Photos: School trust land inside the Boundary Waters Canoe Area

Environment ·

1 Bill Hansen, owner of Sawbill Canoe Outfitters, portages between Sawbill Lake and Alton Lake, Wednesday, May 2, 2012 in the Boundary Waters Canoe Area. The veteran outfitter grew up on the edge of the Boundary Waters, at Sawbill Lake. He says the economy of Northeastern Minnesota benefits from the wilderness and the semi-wilderness surrounding it, in the Superior National Forest. 
2 A rugged campsite overlooking Alton Lake is a popular destination for visitors to the Boundary Waters Canoe Area Wilderness. This section of land is school trust land, and theoretically could be generating income for public education in Minnesota. But because it's inside the wilderness, no logging or mining can take place here. Minnesota owns 2.5 million acres of school trust land, mostly in the northeastern part of the state. 
3 Bill Hansen, owner of Sawbill Canoe Outfitters, portages between Sawbill Lake and Alton Lake Wednesday, May 2, 2012 in the Boundary Waters Canoe Area. The state Department of Natural Resources cannot issue a permit to cut trees or build a mine on school trust land inside the BWCA wilderness. That means no revenue from logging or mining leases is flowing into the school trust bank account. 
4 Bill Hansen, owner of Sawbill Canoe Outfitters, portages between Sawbill Lake and Alton Lake Wednesday, May 2, 2012, in the Boundary Waters Canoe Area. Hansen's family has made a living outfitting visitors to the BWCA for more than fifty years. He says some politicians use the issue of state land locked inside the wilderness to generate outrage among voters. He says the state was a willing partner in the creation of the wilderness, and continues to benefit from the tourism economy. 
5 Clear water reflects boulders and cedars on Alton Lake, Wednesday, May 2, 2012 from a plot of school trust land inside the Boundary Waters Canoe Area. The BWCA is rugged country, and even without wilderness restrictions, logging here would rarely be economically feasible. Over the last two years, a task force of state and federal officials, along with interest groups from a range of viewpoints, has sketched the outlines of a swap. The state would give up its land inside the Boundary Waters, and take over other acreage outside the wilderness in the Superior National Forest. 
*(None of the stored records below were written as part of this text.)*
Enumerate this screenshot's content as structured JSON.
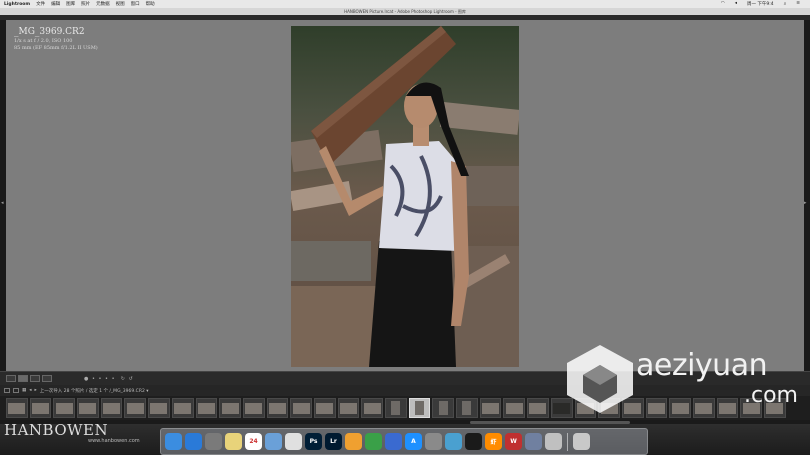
{
  "menubar": {
    "app": "Lightroom",
    "items": [
      "文件",
      "编辑",
      "图库",
      "照片",
      "元数据",
      "视图",
      "窗口",
      "帮助"
    ],
    "right_time": "周一 下午9:4"
  },
  "window_title": "HANBOWEN Picture.lrcat - Adobe Photoshop Lightroom - 图库",
  "photo_info": {
    "filename": "_MG_3969.CR2",
    "exposure": "1/x s at f / 2.0, ISO 100",
    "lens": "85 mm (EF 85mm f/1.2L II USM)"
  },
  "filmstrip": {
    "header_text": "上一次导入  28 个照片 / 选定 1 个 /_MG_3969.CR2 ▾",
    "selected_index": 17,
    "count": 33
  },
  "watermark": {
    "brand": "aeziyuan",
    "tld": ".com",
    "author": "HANBOWEN",
    "author_url": "www.hanbowen.com"
  },
  "dock": {
    "calendar_day": "24",
    "icons": [
      "finder-icon",
      "safari-icon",
      "launchpad-icon",
      "notes-icon",
      "calendar-icon",
      "preview-icon",
      "photos-icon",
      "photoshop-icon",
      "lightroom-icon",
      "pages-icon",
      "numbers-icon",
      "keynote-icon",
      "appstore-icon",
      "settings-icon",
      "instruments-icon",
      "qq-icon",
      "xiami-icon",
      "wps-icon",
      "rocket-icon",
      "screenshot-icon",
      "trash-icon"
    ]
  },
  "colors": {
    "loupe_bg": "#7d7d7d",
    "panel_bg": "#2a2a2a"
  }
}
6 Bill Hansen, owner of the Sawbill Canoe Outfitters, surveys a campsite Wednesday, May 2, 2012, near the shore of Alton Lake on a plot of school trust land inside the Boundary Waters Canoe Area. Campsites like this one on Alton Lake have been occupied by native Americans for thousands of years. Now they attract thousands of visitors from all over the world. 
7 Bill Hansen, owner of Sawbill Canoe Outfitters, talks about school trust lands inside the Boundary Waters Canoe Area Wednesday, May 2, 2012, from a plot of school trust land along Alton Lake inside the BWCA. Hansen says the Boundary Waters itself would benefit from a land swap. If state ownership of small parcels is reduced, it would be easier for the U.S. Forest Service to manage. 
8 The shore of Alton Lake at the edge of the Boundary Waters Canoe Area Wilderness. 
9 The shore of Alton Lake as seen Wednesday, May 2, 2012, from a plot of school trust land inside the Boundary Waters Canoe Area. 
10 A section of school trust land as seen Wednesday, May 2, 2012, near the shore of Alton Lake in the Boundary Waters Canoe Area. With mining companies prospecting for more than $2 billion worth of copper, nickel, gold, and other valuable minerals, some lawmakers want to target mining on school trust lands. 
11 A portage between Sawbill Lake and Alton Lake is needed to reach one plot of school trust land inside the Boundary Waters Canoe Area. Officials are negotiating a trade of state land inside the BWCA for federal land in the Superior National Forest. Some elected representatives from Northeastern Minnesota say the state would benefit from a pure land exchange; they're not interested in having the federal government pay for part of the land. Environmental groups worry that in a pure land exchange, the high value of wilderness land would need to be balanced by a large number of acres in the forest. They don't want to lose stricter federal protections over vast sections of the forest. 
12 For Bill Hansen, places like a Boundary Waters campsite on the northern edge of Alton Lake are a Minnesota treasure. Scrappy jackpine and cedars grow out of granite boulders and the entire landscape is reflected in crystal clear water.